_Instructions for the task:_ Would you show every line from the records that holds "Coveralls"?

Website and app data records
--
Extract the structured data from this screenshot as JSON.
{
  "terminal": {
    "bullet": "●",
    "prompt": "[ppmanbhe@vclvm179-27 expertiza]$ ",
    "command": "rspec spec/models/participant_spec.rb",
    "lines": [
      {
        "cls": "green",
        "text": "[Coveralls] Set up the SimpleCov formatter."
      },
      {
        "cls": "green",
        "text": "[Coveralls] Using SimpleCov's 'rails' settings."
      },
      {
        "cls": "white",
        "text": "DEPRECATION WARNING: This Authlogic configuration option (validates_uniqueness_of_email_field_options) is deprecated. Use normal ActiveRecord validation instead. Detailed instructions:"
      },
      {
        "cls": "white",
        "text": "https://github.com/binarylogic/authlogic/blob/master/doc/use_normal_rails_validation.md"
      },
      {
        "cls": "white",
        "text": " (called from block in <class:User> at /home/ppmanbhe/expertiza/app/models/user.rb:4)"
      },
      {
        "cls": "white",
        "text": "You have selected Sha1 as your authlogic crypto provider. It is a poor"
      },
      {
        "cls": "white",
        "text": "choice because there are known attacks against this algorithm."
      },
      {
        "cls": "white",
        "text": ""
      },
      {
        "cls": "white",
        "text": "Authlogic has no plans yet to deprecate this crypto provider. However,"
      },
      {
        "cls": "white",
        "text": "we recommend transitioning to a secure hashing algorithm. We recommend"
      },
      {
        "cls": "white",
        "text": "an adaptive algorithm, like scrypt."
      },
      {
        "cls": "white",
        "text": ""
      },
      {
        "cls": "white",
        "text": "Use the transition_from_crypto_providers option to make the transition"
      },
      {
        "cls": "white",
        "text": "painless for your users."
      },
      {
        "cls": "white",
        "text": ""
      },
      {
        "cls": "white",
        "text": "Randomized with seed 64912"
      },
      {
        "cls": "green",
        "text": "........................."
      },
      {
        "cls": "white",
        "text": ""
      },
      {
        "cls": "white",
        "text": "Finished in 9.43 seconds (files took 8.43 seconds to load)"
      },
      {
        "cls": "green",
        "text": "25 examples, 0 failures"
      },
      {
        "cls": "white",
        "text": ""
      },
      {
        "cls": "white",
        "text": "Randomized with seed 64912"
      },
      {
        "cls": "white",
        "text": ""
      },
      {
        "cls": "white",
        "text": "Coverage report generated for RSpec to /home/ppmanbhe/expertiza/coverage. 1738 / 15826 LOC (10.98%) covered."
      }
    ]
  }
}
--
_Exercise response:_
        "text": "[Coveralls] Set up the SimpleCov formatter."
        "text": "[Coveralls] Using SimpleCov's 'rails' settings."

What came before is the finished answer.